**Dataset items**
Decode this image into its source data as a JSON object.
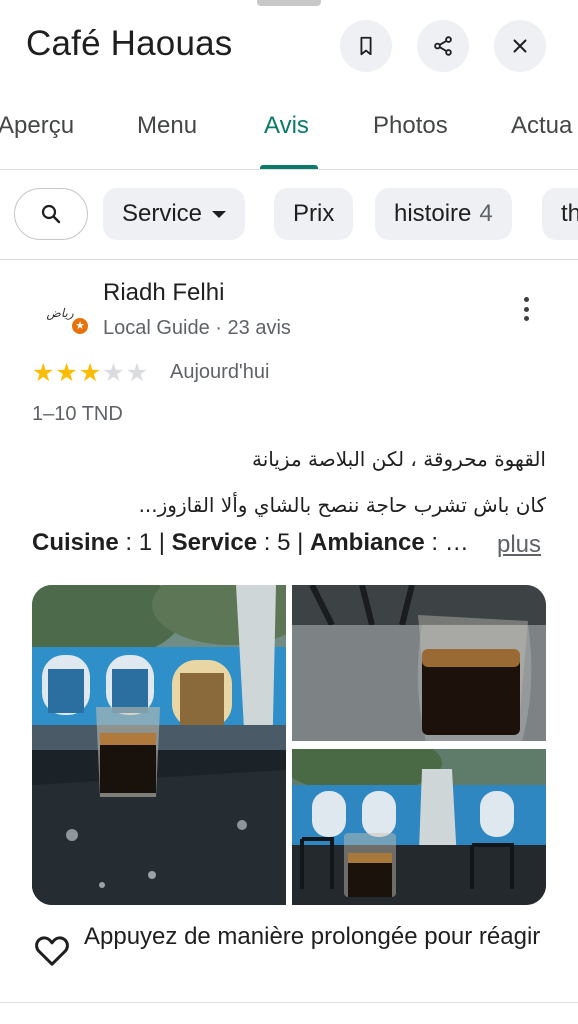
{
  "header": {
    "title": "Café Haouas",
    "icons": [
      "bookmark-icon",
      "share-icon",
      "close-icon"
    ]
  },
  "tabs": [
    {
      "label": "Aperçu",
      "active": false
    },
    {
      "label": "Menu",
      "active": false
    },
    {
      "label": "Avis",
      "active": true
    },
    {
      "label": "Photos",
      "active": false
    },
    {
      "label": "Actua",
      "active": false
    }
  ],
  "chips": {
    "search_icon": "search-icon",
    "items": [
      {
        "label": "Service",
        "count": "",
        "dropdown": true
      },
      {
        "label": "Prix",
        "count": ""
      },
      {
        "label": "histoire",
        "count": "4"
      },
      {
        "label": "th",
        "count": ""
      }
    ]
  },
  "review": {
    "author": "Riadh Felhi",
    "avatar_signature": "رياض",
    "meta": "Local Guide · 23 avis",
    "rating": 3,
    "max_rating": 5,
    "date": "Aujourd'hui",
    "price": "1–10 TND",
    "text_lines": [
      "القهوة محروقة ، لكن البلاصة مزيانة",
      "كان باش تشرب حاجة ننصح بالشاي وألا القازوز..."
    ],
    "attributes": {
      "cuisine_label": "Cuisine",
      "cuisine_value": "1",
      "service_label": "Service",
      "service_value": "5",
      "ambiance_label": "Ambiance",
      "ellipsis": "…"
    },
    "more_link": "plus",
    "react_text": "Appuyez de manière prolongée pour réagir"
  },
  "colors": {
    "accent": "#0b7a6b",
    "star": "#fbbc04",
    "chip_bg": "#eef0f3",
    "local_guide": "#e8710a"
  }
}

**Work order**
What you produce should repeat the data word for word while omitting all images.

**Task result**
Decode this image into its source data as a JSON object.
{
  "header": {
    "title": "Café Haouas",
    "icons": [
      "bookmark-icon",
      "share-icon",
      "close-icon"
    ]
  },
  "tabs": [
    {
      "label": "Aperçu",
      "active": false
    },
    {
      "label": "Menu",
      "active": false
    },
    {
      "label": "Avis",
      "active": true
    },
    {
      "label": "Photos",
      "active": false
    },
    {
      "label": "Actua",
      "active": false
    }
  ],
  "chips": {
    "search_icon": "search-icon",
    "items": [
      {
        "label": "Service",
        "count": "",
        "dropdown": true
      },
      {
        "label": "Prix",
        "count": ""
      },
      {
        "label": "histoire",
        "count": "4"
      },
      {
        "label": "th",
        "count": ""
      }
    ]
  },
  "review": {
    "author": "Riadh Felhi",
    "avatar_signature": "رياض",
    "meta": "Local Guide · 23 avis",
    "rating": 3,
    "max_rating": 5,
    "date": "Aujourd'hui",
    "price": "1–10 TND",
    "text_lines": [
      "القهوة محروقة ، لكن البلاصة مزيانة",
      "كان باش تشرب حاجة ننصح بالشاي وألا القازوز..."
    ],
    "attributes": {
      "cuisine_label": "Cuisine",
      "cuisine_value": "1",
      "service_label": "Service",
      "service_value": "5",
      "ambiance_label": "Ambiance",
      "ellipsis": "…"
    },
    "more_link": "plus",
    "react_text": "Appuyez de manière prolongée pour réagir"
  },
  "colors": {
    "accent": "#0b7a6b",
    "star": "#fbbc04",
    "chip_bg": "#eef0f3",
    "local_guide": "#e8710a"
  }
}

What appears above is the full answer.